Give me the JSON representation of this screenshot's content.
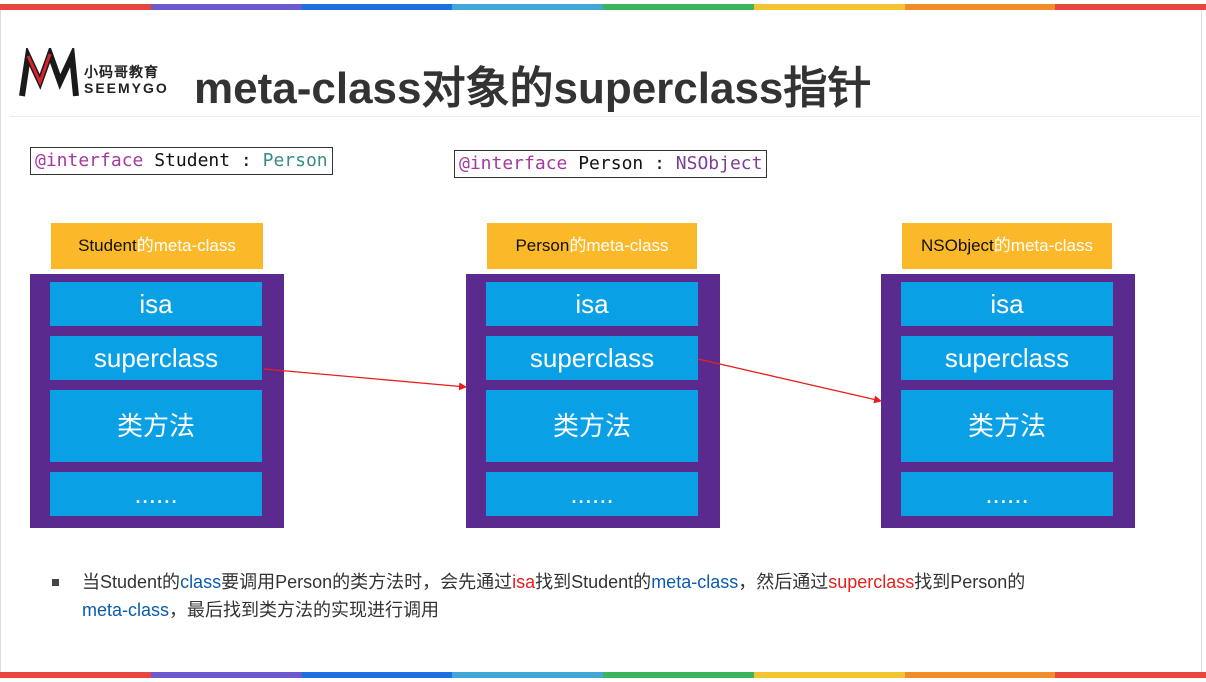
{
  "stripe_colors": [
    "#e8453c",
    "#6a5acd",
    "#1e6fe0",
    "#41a6d8",
    "#3cb55a",
    "#f4c430",
    "#f28c28",
    "#e8453c"
  ],
  "logo": {
    "cn": "小码哥教育",
    "en": "SEEMYGO"
  },
  "title": "meta-class对象的superclass指针",
  "code": {
    "student": {
      "kw": "@interface",
      "name": "Student",
      "colon": ":",
      "super": "Person"
    },
    "person": {
      "kw": "@interface",
      "name": "Person",
      "colon": ":",
      "super": "NSObject"
    }
  },
  "metaclasses": [
    {
      "class_name": "Student",
      "suffix": "的meta-class",
      "isa": "isa",
      "superclass": "superclass",
      "methods": "类方法",
      "more": "......"
    },
    {
      "class_name": "Person",
      "suffix": "的meta-class",
      "isa": "isa",
      "superclass": "superclass",
      "methods": "类方法",
      "more": "......"
    },
    {
      "class_name": "NSObject",
      "suffix": "的meta-class",
      "isa": "isa",
      "superclass": "superclass",
      "methods": "类方法",
      "more": "......"
    }
  ],
  "colors": {
    "label_bg": "#fbb829",
    "box_bg": "#5b2a8f",
    "cell_bg": "#0aa0e6",
    "arrow": "#e5201d",
    "highlight_blue": "#0b5cad",
    "highlight_red": "#e5201d"
  },
  "note": {
    "p1": "当Student的",
    "h1": "class",
    "p2": "要调用Person的类方法时，会先通过",
    "h2": "isa",
    "p3": "找到Student的",
    "h3": "meta-class",
    "p4": "，然后通过",
    "h4": "superclass",
    "p5": "找到Person的",
    "h5": "meta-class",
    "p6": "，最后找到类方法的实现进行调用"
  }
}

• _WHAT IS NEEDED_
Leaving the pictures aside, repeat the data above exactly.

• _SOLUTION TO THIS PROBLEM_
Give me the JSON representation of this screenshot's content.
{
  "stripe_colors": [
    "#e8453c",
    "#6a5acd",
    "#1e6fe0",
    "#41a6d8",
    "#3cb55a",
    "#f4c430",
    "#f28c28",
    "#e8453c"
  ],
  "logo": {
    "cn": "小码哥教育",
    "en": "SEEMYGO"
  },
  "title": "meta-class对象的superclass指针",
  "code": {
    "student": {
      "kw": "@interface",
      "name": "Student",
      "colon": ":",
      "super": "Person"
    },
    "person": {
      "kw": "@interface",
      "name": "Person",
      "colon": ":",
      "super": "NSObject"
    }
  },
  "metaclasses": [
    {
      "class_name": "Student",
      "suffix": "的meta-class",
      "isa": "isa",
      "superclass": "superclass",
      "methods": "类方法",
      "more": "......"
    },
    {
      "class_name": "Person",
      "suffix": "的meta-class",
      "isa": "isa",
      "superclass": "superclass",
      "methods": "类方法",
      "more": "......"
    },
    {
      "class_name": "NSObject",
      "suffix": "的meta-class",
      "isa": "isa",
      "superclass": "superclass",
      "methods": "类方法",
      "more": "......"
    }
  ],
  "colors": {
    "label_bg": "#fbb829",
    "box_bg": "#5b2a8f",
    "cell_bg": "#0aa0e6",
    "arrow": "#e5201d",
    "highlight_blue": "#0b5cad",
    "highlight_red": "#e5201d"
  },
  "note": {
    "p1": "当Student的",
    "h1": "class",
    "p2": "要调用Person的类方法时，会先通过",
    "h2": "isa",
    "p3": "找到Student的",
    "h3": "meta-class",
    "p4": "，然后通过",
    "h4": "superclass",
    "p5": "找到Person的",
    "h5": "meta-class",
    "p6": "，最后找到类方法的实现进行调用"
  }
}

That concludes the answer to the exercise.